During the 2008 Republican Primary, my mother cast her lot by absentee ballot. She believed the hype that it was a good way to avoid the possible long lines at the precinct on election day.
And then it happened! A week before the actual day of the primary, the candidate for whom she had already voted dropped out of the race. “I wasted my vote,” my mother said. This is one of the problems with early voting.
Hopefully, you can see where I am going with this. Those who support Hillary never see themselves voting for Trump and vice versa.
In short, voters have had more than a year to inform themselves about the candidates, and surely have already made up their minds.
But a glaring major defect with early voting is rarely discussed. For example, what if a Hillary Clinton supporter, days before the election, finds out that Hillary lied about the illegal server in her basement? What if it is revealed that she peddled her influence as Secretary of State or actually had people murdered who were in her way?
What if we found out Donald Trump was a Martian or that he liked to run around in his backyard at midnight wearing a toga howling at the moon?
If you didn’t see the problem before, hopefully, you are getting it now. If the reopening of the investigation into Clinton’s email server bears fruit of pay for play or compromised national security and you’ve already voted for her can you change your vote? Can you retrieve your ballot?

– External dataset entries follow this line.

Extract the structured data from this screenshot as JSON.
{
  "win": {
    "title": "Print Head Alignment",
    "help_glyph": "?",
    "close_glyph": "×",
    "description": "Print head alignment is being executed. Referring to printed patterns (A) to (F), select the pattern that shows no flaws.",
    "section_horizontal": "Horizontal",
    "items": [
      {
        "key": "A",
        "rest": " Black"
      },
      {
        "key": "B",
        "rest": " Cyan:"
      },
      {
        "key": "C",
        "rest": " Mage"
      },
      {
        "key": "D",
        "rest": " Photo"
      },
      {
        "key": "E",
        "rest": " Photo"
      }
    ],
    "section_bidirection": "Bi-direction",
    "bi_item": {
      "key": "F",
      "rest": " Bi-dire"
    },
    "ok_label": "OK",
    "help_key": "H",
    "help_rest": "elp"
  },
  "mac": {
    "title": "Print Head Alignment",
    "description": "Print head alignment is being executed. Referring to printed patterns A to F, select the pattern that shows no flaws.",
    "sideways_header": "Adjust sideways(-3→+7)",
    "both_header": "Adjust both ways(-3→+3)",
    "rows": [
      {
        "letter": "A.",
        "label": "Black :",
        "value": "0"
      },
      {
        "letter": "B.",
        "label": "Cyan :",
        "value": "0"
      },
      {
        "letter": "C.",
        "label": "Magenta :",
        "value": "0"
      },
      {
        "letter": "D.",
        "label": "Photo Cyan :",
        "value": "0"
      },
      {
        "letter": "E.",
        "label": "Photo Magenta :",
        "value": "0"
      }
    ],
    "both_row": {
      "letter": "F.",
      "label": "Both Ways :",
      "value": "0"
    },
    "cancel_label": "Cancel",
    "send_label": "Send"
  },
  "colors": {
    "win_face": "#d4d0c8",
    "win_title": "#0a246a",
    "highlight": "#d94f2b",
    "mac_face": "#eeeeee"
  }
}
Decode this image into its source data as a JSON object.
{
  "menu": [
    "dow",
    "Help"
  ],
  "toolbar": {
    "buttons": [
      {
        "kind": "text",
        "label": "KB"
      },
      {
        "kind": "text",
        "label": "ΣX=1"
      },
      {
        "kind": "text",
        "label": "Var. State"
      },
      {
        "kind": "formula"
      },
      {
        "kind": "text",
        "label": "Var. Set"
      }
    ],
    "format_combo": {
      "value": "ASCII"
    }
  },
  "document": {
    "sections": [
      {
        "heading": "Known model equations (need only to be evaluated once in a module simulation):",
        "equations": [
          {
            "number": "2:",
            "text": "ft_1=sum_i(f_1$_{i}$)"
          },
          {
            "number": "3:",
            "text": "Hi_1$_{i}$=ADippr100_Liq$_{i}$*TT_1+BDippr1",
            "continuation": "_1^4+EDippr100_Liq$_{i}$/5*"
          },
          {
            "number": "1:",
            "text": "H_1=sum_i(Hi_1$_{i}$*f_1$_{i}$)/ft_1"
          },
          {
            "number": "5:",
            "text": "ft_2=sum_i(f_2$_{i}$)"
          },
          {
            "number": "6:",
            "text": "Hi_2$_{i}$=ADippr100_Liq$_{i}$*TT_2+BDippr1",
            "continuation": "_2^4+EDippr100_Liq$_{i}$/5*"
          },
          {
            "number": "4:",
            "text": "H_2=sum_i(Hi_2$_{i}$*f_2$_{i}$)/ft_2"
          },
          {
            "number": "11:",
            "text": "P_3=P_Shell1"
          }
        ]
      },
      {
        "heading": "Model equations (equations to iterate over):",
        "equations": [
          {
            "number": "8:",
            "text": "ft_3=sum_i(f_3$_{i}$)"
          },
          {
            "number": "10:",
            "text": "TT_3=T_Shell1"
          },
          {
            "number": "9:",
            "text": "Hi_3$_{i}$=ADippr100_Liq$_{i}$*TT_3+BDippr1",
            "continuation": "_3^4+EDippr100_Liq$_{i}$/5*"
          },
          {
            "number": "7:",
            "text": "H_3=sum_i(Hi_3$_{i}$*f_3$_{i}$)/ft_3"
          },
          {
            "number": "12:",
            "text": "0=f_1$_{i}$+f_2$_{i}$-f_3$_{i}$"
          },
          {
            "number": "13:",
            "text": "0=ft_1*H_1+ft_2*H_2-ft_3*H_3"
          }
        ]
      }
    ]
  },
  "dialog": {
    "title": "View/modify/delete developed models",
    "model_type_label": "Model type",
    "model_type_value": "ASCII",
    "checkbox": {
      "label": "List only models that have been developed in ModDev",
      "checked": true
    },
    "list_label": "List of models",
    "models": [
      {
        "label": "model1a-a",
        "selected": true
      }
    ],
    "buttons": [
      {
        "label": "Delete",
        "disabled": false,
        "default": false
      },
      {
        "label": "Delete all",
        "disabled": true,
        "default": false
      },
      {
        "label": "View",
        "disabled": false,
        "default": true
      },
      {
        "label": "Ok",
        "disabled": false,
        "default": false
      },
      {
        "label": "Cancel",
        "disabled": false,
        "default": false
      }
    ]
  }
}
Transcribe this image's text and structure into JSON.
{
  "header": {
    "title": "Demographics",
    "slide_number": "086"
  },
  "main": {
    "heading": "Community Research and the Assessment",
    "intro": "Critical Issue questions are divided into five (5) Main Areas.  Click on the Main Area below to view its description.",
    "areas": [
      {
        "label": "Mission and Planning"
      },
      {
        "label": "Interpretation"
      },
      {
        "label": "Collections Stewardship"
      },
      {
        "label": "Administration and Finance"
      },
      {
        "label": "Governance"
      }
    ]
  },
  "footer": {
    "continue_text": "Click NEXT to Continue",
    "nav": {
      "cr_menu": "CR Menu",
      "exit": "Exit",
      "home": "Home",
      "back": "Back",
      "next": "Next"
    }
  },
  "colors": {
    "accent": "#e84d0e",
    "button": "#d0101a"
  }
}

That mentioned above is just one problem.
Another issue which most have not considered with early voting is the fact that it is has brought more money into the cost of political campaigns; something most American’s lament. More money means more control of the candidates by special interest groups.
Most political candidates and campaigns spend the bulk of their money in the last few days before election day on direct mail, advertising, phone banking, and get-out-the-vote efforts. With early voting, such expenses will stretch over a much longer period, resulting in more expensive campaigns.
But back to the question at hand. If you already voted and recent developments force you to conclude that the candidate for whom you’ve voted is not fit to be the Commander and Chief, is there anything you can do about it?
Fox News Reporter Trace Gallagher reported that a few states allow you to change your vote after the fact. Mr. Gallagher’s report is posted below.
It must be noted that there are some who dispute the report as containing some error. If you already voted and wanted to change your vote, you will need to contact your local supervisor of elections to see if there is a process in place.
On the other hand, I believe the best way to handle the election, especially for those who cannot make it to the poles on a specific day, is to change from a single day of voting to a two-day event — Friday and Saturday.
What say you?